Clinton River WRRF Influent Pipeline Rehab
Location: Auburn, MI
Project Size: N/A
Facility Size: N/A
Budget Cost: $ 1,370,389
Summary: A 66-inch diameter steel sewer line that was constructed in the early 1960s is the primary influent line for the Clinton River Water Resource Recovery Facility crosses above the Clinton River in Pontiac, Mich., as it enters the plant. During a video inspection of the sewer, which is constructed of carbon steel pipe above the river and of reinforced concrete elsewhere, Oakland County Water Resources Commissioner’s Office (OCWRC) staff observed cracks in the sewer at two locations in the middle span over the river. NTH Consultants was retained to study the potential causes of and suggest repair approaches for the pipe cracking. NTH used a variety of techniques to measure the existing geometry and conditions of the steel pipe to evaluate the causes of the defect as well as integrity of the pipe, and be able to recommend appropriate immediate and long term repairs. Subsequently, OCWRC engaged NTH to provide design services for a permanent repair of the steel pipe.
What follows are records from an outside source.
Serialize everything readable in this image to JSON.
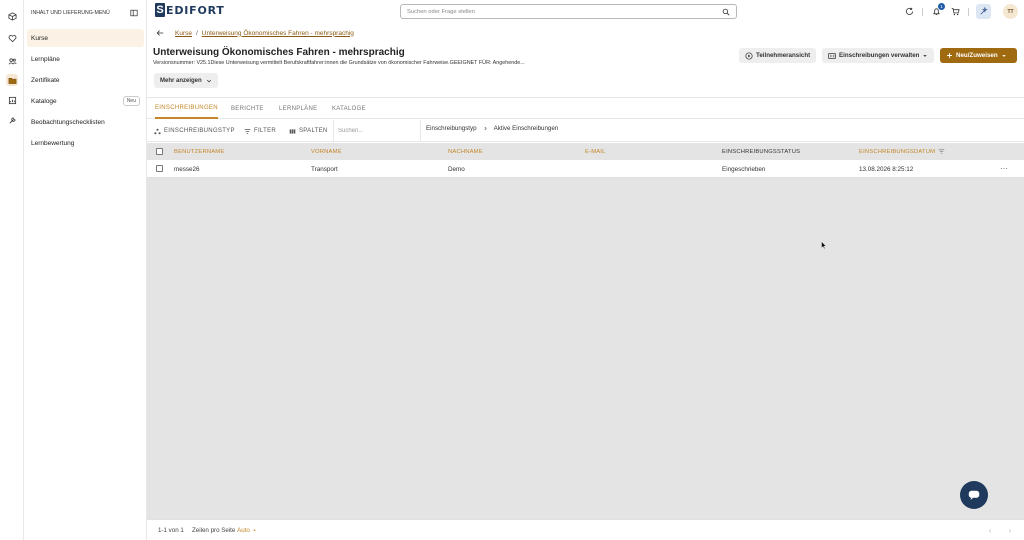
{
  "sidemenu": {
    "title": "INHALT UND LIEFERUNG-MENÜ",
    "items": [
      {
        "label": "Kurse",
        "badge": ""
      },
      {
        "label": "Lernpläne",
        "badge": ""
      },
      {
        "label": "Zertifikate",
        "badge": ""
      },
      {
        "label": "Kataloge",
        "badge": "Neu"
      },
      {
        "label": "Beobachtungschecklisten",
        "badge": ""
      },
      {
        "label": "Lernbewertung",
        "badge": ""
      }
    ]
  },
  "rail": {
    "icons": [
      "cube-icon",
      "heart-icon",
      "users-icon",
      "folder-icon",
      "report-icon",
      "tools-icon"
    ]
  },
  "topbar": {
    "logo_text": "EDIFORT",
    "logo_mark": "S",
    "search_placeholder": "Suchen oder Frage stellen",
    "notification_count": "1",
    "avatar_initials": "TT"
  },
  "breadcrumb": {
    "items": [
      "Kurse",
      "Unterweisung Ökonomisches Fahren - mehrsprachig"
    ],
    "separator": "/"
  },
  "header": {
    "title": "Unterweisung Ökonomisches Fahren - mehrsprachig",
    "description": "Versionsnummer: V25.1Diese Unterweisung vermittelt Berufskraftfahrer:innen die Grundsätze von ökonomischer Fahrweise.GEEIGNET FÜR: Angehende...",
    "more_label": "Mehr anzeigen",
    "btn_participant_view": "Teilnehmeransicht",
    "btn_manage_enrollments": "Einschreibungen verwalten",
    "btn_new_assign": "Neu/Zuweisen"
  },
  "tabs": [
    "EINSCHREIBUNGEN",
    "BERICHTE",
    "LERNPLÄNE",
    "KATALOGE"
  ],
  "toolbar": {
    "enrollment_type": "EINSCHREIBUNGSTYP",
    "filter": "FILTER",
    "columns": "SPALTEN",
    "search_placeholder": "Suchen...",
    "filter_key": "Einschreibungstyp",
    "filter_value": "Aktive Einschreibungen"
  },
  "table": {
    "columns": [
      "BENUTZERNAME",
      "VORNAME",
      "NACHNAME",
      "E-MAIL",
      "EINSCHREIBUNGSSTATUS",
      "EINSCHREIBUNGSDATUM"
    ],
    "rows": [
      [
        "messe26",
        "Transport",
        "Demo",
        "",
        "Eingeschrieben",
        "13.08.2026 8:25:12"
      ]
    ]
  },
  "footer": {
    "range": "1-1 von 1",
    "rows_per_page_label": "Zeilen pro Seite",
    "rows_per_page_value": "Auto"
  },
  "colors": {
    "accent": "#c4872a",
    "primary_button": "#a06a10",
    "brand_navy": "#1f3a5c"
  }
}
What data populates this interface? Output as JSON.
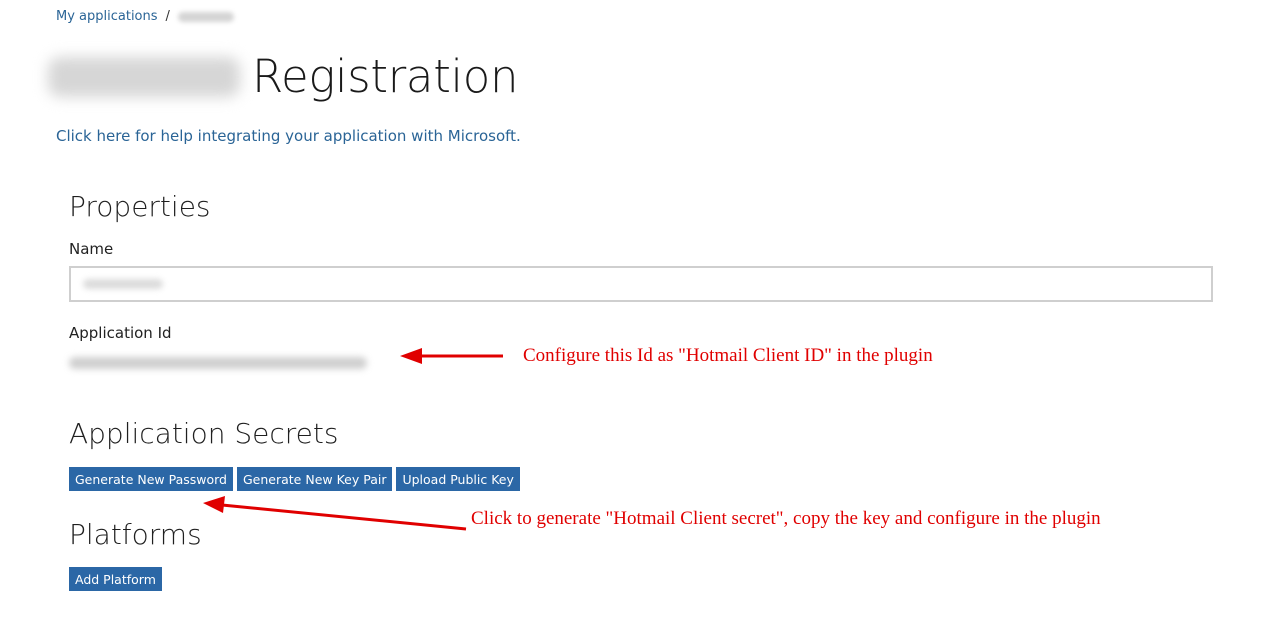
{
  "breadcrumb": {
    "root_label": "My applications",
    "separator": "/"
  },
  "header": {
    "title": "Registration",
    "help_link": "Click here for help integrating your application with Microsoft."
  },
  "properties": {
    "heading": "Properties",
    "name_label": "Name",
    "app_id_label": "Application Id"
  },
  "secrets": {
    "heading": "Application Secrets",
    "buttons": [
      "Generate New Password",
      "Generate New Key Pair",
      "Upload Public Key"
    ]
  },
  "platforms": {
    "heading": "Platforms",
    "add_button": "Add Platform"
  },
  "annotations": {
    "app_id_note": "Configure this Id as \"Hotmail Client ID\" in the plugin",
    "secret_note": "Click to generate \"Hotmail Client secret\", copy the key and configure in the plugin"
  },
  "colors": {
    "link": "#2a6496",
    "button": "#2b67a6",
    "annotation": "#e00000"
  }
}
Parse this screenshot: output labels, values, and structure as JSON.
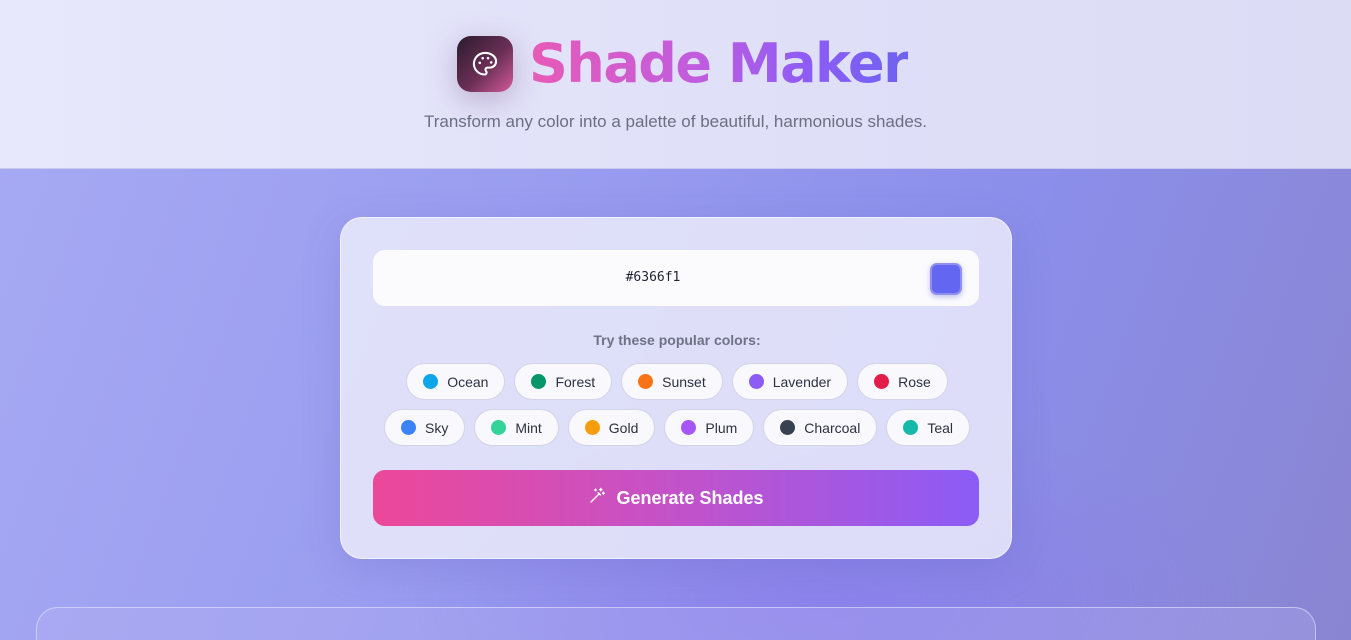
{
  "header": {
    "title": "Shade Maker",
    "subtitle": "Transform any color into a palette of beautiful, harmonious shades.",
    "logo_icon": "palette-icon"
  },
  "input": {
    "hex_value": "#6366f1",
    "swatch_color": "#6366f1"
  },
  "presets": {
    "label": "Try these popular colors:",
    "row1": [
      {
        "name": "Ocean",
        "color": "#0ea5e9"
      },
      {
        "name": "Forest",
        "color": "#059669"
      },
      {
        "name": "Sunset",
        "color": "#f97316"
      },
      {
        "name": "Lavender",
        "color": "#8b5cf6"
      },
      {
        "name": "Rose",
        "color": "#e11d48"
      }
    ],
    "row2": [
      {
        "name": "Sky",
        "color": "#3b82f6"
      },
      {
        "name": "Mint",
        "color": "#34d399"
      },
      {
        "name": "Gold",
        "color": "#f59e0b"
      },
      {
        "name": "Plum",
        "color": "#a855f7"
      },
      {
        "name": "Charcoal",
        "color": "#374151"
      },
      {
        "name": "Teal",
        "color": "#14b8a6"
      }
    ]
  },
  "generate": {
    "label": "Generate Shades",
    "icon": "magic-wand-icon"
  }
}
WWD #1 Top Project - Westfield PFAS Emergency Response
Location: Westfield, MA
Project Size: 5,300 gpm
Facility Size: 5,300 gpm
Budget Cost: $16,000,000
Summary: In response to per- and polyflouro alkyl substances (PFAS) contamination of the Barnes Aquifer, the city of Westfield, Mass., has rapidly bench-scale tested, planned, designed and constructed PFAS treatment systems at multiple well sites to ensure safe drinking water is supplied to Westfield’s residents. In addition, Westfield has taken a significant leadership role in the national discussion on this emerging and critical public health issue, helping the public and other communities learn from its experiences as they face similar challenges. In summary, the city has two fundamental goals as they addressed their PFAS issues:
- Construct new treatment facilities as quickly as possible to ensure safe drinking water.
- Lead broader industry discussions on how to respond to this emerging contaminant.